# Task directions
The expected answer is every line of the material that contains the word "JSON".

# Data to process
══════════════════════════════

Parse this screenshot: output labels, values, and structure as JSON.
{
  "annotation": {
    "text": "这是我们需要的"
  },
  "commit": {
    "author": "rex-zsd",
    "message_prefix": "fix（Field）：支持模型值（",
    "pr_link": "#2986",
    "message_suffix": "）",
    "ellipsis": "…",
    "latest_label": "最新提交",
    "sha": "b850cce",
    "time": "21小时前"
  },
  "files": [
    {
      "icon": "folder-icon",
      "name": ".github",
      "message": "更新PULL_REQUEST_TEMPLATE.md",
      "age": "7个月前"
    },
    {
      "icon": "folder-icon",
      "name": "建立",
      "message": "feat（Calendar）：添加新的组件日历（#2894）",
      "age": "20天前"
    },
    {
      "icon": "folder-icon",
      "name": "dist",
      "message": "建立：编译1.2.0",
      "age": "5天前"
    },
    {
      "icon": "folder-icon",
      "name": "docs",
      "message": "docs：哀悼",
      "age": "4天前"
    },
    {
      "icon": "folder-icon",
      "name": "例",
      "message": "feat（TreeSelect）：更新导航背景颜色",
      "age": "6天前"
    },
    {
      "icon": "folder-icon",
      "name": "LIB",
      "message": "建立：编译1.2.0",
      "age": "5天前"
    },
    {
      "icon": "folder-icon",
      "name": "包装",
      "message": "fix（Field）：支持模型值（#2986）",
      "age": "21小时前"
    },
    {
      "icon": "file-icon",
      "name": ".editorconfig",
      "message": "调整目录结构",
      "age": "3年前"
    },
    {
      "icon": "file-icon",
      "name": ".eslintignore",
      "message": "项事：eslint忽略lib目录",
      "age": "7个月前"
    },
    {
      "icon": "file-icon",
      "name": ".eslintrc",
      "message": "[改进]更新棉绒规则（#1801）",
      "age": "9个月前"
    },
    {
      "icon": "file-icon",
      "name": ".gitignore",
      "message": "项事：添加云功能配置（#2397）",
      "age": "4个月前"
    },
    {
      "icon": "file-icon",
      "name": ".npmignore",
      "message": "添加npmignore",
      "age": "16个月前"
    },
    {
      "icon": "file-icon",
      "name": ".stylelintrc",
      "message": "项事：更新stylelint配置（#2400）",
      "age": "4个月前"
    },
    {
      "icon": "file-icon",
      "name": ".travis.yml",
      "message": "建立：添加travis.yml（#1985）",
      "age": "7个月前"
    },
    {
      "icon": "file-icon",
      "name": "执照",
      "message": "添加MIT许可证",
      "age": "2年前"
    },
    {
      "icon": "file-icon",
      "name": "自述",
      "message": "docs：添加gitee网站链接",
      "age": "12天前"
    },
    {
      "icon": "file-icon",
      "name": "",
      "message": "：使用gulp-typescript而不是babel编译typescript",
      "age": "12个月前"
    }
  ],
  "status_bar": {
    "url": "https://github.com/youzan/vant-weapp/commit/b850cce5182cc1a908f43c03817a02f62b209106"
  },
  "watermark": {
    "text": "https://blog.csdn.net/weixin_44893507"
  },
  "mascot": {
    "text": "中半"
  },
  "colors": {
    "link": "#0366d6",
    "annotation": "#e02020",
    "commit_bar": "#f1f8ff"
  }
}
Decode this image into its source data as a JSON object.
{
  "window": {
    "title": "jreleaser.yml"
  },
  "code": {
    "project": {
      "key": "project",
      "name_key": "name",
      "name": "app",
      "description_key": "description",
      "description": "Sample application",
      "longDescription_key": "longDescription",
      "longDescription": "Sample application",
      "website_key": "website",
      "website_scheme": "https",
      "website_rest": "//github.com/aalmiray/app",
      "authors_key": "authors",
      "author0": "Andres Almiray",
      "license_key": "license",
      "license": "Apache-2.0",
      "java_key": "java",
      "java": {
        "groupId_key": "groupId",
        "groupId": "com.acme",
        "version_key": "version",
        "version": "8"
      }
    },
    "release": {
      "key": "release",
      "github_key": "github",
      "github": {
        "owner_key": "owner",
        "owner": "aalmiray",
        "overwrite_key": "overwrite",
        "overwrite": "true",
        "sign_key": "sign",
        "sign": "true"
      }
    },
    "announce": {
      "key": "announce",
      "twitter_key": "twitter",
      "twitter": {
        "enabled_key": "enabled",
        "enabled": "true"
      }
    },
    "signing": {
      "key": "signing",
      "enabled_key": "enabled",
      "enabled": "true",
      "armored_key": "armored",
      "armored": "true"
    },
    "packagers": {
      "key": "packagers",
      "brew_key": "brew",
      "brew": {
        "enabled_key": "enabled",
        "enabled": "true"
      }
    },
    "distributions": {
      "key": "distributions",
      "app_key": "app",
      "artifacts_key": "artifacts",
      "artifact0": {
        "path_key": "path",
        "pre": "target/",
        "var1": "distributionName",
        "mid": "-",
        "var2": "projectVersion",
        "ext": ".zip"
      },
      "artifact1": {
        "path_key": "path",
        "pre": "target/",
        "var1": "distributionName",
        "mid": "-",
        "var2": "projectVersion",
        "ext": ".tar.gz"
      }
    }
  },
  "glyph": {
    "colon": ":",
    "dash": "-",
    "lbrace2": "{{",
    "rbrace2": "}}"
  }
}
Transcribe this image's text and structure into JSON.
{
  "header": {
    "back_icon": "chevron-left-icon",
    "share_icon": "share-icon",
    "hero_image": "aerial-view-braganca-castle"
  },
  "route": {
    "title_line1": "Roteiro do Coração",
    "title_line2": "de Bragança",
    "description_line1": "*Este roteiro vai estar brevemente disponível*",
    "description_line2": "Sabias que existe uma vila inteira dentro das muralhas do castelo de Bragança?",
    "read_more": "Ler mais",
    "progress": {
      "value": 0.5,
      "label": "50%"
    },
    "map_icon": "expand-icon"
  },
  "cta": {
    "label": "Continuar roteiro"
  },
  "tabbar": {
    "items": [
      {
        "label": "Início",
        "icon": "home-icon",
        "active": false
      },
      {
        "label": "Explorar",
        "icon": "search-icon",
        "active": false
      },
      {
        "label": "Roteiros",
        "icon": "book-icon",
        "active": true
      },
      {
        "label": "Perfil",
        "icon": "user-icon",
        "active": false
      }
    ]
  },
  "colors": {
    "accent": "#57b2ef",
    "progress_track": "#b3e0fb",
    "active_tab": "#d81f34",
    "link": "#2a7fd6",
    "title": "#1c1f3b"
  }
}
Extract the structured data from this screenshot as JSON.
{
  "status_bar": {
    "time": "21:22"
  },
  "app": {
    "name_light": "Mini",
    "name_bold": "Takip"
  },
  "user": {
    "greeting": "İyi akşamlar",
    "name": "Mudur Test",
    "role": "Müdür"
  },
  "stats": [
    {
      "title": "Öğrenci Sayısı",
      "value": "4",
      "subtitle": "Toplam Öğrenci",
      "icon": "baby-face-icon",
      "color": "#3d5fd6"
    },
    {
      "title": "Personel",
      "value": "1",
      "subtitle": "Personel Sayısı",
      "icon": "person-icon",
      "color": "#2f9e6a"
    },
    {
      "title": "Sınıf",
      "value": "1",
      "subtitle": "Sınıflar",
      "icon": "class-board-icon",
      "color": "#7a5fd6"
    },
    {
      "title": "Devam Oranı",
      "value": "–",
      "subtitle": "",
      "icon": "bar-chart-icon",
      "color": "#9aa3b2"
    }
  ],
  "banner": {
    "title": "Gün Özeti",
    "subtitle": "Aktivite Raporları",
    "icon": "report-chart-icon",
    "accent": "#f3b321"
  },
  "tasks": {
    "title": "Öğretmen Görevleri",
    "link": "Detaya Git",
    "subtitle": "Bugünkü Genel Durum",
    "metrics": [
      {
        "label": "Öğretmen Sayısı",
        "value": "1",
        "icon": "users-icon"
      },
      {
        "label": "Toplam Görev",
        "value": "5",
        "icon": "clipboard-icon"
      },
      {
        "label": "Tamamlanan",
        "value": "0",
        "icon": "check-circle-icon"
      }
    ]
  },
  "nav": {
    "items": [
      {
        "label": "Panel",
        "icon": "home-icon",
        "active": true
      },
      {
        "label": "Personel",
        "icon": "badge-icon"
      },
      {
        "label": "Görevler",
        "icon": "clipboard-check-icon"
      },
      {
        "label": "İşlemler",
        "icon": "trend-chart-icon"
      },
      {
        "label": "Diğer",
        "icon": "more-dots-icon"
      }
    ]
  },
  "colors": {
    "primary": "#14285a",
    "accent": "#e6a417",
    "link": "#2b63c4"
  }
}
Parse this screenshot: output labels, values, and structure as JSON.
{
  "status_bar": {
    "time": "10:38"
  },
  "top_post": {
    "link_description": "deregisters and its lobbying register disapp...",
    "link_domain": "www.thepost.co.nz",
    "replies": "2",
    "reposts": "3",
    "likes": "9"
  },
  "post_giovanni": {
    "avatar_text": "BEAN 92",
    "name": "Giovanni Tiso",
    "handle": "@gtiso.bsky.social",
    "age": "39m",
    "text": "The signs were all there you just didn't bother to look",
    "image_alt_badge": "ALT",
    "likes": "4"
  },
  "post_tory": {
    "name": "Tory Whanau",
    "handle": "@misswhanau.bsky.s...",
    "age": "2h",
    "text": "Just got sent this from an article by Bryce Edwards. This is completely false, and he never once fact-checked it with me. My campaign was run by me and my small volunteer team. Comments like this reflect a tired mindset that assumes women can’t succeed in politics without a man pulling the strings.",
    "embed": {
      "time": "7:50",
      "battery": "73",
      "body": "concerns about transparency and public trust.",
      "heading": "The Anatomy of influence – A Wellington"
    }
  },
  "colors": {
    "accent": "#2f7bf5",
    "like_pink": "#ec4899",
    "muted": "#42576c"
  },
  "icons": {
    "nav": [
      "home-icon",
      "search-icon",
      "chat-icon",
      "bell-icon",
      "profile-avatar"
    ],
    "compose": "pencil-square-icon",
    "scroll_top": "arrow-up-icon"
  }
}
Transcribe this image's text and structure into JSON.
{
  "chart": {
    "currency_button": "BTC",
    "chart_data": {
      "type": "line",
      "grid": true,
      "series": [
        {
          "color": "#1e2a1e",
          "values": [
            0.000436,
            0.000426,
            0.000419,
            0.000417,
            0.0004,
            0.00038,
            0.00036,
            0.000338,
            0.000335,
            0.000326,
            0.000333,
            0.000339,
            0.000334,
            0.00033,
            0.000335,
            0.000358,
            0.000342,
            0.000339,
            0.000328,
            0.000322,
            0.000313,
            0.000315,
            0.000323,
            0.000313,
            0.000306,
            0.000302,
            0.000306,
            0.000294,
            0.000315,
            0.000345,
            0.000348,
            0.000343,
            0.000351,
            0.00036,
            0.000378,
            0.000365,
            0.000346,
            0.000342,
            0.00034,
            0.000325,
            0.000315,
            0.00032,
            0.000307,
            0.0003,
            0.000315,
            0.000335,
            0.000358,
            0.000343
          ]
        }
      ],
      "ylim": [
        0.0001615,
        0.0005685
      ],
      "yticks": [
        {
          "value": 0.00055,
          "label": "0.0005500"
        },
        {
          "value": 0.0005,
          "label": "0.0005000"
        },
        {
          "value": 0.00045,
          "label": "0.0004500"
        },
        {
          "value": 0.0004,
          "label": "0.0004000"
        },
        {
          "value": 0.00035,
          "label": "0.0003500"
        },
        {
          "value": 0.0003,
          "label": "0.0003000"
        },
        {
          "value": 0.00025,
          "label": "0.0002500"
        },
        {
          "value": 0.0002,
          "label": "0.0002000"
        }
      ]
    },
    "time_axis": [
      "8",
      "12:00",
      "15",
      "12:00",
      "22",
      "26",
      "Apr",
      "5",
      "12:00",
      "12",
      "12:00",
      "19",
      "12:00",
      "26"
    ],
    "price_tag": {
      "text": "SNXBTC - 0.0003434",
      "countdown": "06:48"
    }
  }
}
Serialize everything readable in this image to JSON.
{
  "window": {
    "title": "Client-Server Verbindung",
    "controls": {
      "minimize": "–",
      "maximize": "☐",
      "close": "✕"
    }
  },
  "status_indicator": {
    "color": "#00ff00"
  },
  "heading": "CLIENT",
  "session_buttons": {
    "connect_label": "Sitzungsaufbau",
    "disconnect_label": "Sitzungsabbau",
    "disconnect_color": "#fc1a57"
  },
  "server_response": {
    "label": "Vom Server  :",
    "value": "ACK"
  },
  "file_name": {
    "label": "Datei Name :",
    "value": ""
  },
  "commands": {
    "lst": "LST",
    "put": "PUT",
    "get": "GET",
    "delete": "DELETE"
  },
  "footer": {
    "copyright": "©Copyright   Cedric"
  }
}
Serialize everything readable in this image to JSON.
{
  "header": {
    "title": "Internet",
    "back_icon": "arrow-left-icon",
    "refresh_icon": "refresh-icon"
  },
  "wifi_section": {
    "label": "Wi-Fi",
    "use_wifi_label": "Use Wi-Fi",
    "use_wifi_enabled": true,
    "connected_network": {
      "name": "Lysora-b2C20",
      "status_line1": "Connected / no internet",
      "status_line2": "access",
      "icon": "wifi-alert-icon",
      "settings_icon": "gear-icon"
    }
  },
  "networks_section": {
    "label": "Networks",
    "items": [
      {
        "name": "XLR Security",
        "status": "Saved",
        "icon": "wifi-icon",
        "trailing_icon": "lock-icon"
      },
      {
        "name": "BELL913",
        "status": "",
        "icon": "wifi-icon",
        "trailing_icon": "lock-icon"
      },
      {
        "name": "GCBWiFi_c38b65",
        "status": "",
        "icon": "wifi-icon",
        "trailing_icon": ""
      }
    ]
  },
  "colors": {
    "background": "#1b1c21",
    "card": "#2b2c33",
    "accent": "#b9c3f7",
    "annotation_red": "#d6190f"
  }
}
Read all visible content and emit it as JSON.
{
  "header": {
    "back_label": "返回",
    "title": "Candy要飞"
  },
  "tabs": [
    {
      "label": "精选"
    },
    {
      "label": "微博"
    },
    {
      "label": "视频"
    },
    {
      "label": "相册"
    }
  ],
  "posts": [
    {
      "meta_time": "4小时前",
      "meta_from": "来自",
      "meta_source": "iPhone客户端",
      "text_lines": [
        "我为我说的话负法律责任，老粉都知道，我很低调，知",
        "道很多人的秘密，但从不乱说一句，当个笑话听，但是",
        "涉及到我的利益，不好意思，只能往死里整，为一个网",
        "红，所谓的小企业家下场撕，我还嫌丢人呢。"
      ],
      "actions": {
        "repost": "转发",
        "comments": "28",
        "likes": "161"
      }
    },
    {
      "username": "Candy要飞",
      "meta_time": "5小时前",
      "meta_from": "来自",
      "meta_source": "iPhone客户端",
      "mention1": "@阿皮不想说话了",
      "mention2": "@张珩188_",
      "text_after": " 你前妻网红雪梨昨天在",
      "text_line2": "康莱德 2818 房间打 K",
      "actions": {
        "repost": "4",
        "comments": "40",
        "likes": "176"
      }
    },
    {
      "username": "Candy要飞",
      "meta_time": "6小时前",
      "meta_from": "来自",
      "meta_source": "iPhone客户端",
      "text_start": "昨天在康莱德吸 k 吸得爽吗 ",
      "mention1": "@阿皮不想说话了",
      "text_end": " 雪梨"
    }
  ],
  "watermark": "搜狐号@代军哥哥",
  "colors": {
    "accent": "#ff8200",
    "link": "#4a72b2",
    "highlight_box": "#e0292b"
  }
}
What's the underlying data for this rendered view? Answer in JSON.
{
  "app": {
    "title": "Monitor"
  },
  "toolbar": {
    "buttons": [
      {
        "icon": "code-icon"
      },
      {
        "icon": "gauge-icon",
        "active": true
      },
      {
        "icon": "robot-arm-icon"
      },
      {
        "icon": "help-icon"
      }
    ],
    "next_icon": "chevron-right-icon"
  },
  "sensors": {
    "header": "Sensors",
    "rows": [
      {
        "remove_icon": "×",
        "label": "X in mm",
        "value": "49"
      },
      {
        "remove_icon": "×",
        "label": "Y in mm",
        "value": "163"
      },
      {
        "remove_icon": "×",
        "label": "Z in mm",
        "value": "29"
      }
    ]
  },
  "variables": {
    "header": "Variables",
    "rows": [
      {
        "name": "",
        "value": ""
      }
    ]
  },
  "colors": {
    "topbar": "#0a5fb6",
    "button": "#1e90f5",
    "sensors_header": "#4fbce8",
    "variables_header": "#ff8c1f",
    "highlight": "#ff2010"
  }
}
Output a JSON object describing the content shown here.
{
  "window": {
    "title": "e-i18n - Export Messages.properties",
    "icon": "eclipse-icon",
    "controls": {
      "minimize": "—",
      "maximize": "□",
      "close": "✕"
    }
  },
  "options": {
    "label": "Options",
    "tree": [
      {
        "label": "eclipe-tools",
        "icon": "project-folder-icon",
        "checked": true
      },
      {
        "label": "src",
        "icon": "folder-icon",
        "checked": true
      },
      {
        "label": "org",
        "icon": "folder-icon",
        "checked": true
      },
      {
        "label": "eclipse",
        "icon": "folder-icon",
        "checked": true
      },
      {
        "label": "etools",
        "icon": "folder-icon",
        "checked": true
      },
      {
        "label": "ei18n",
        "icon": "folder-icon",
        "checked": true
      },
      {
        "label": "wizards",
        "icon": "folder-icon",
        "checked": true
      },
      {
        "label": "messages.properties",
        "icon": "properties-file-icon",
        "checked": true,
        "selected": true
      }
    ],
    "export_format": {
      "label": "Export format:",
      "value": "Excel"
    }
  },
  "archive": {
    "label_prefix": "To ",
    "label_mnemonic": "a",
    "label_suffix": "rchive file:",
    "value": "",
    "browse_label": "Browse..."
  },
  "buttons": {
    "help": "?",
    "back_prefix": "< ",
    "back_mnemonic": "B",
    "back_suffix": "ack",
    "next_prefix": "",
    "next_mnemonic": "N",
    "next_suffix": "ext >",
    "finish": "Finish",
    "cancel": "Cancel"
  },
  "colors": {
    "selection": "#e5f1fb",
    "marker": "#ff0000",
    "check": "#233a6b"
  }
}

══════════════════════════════

# Output for this exercise
Parse this screenshot: output labels, values, and structure as JSON.
Decode this image into its source data as a JSON object.
Transcribe this image's text and structure into JSON.
Extract the structured data from this screenshot as JSON.
Parse this screenshot: output labels, values, and structure as JSON.
Transcribe this image's text and structure into JSON.
Serialize everything readable in this image to JSON.
Serialize everything readable in this image to JSON.
Read all visible content and emit it as JSON.
What's the underlying data for this rendered view? Answer in JSON.
Output a JSON object describing the content shown here.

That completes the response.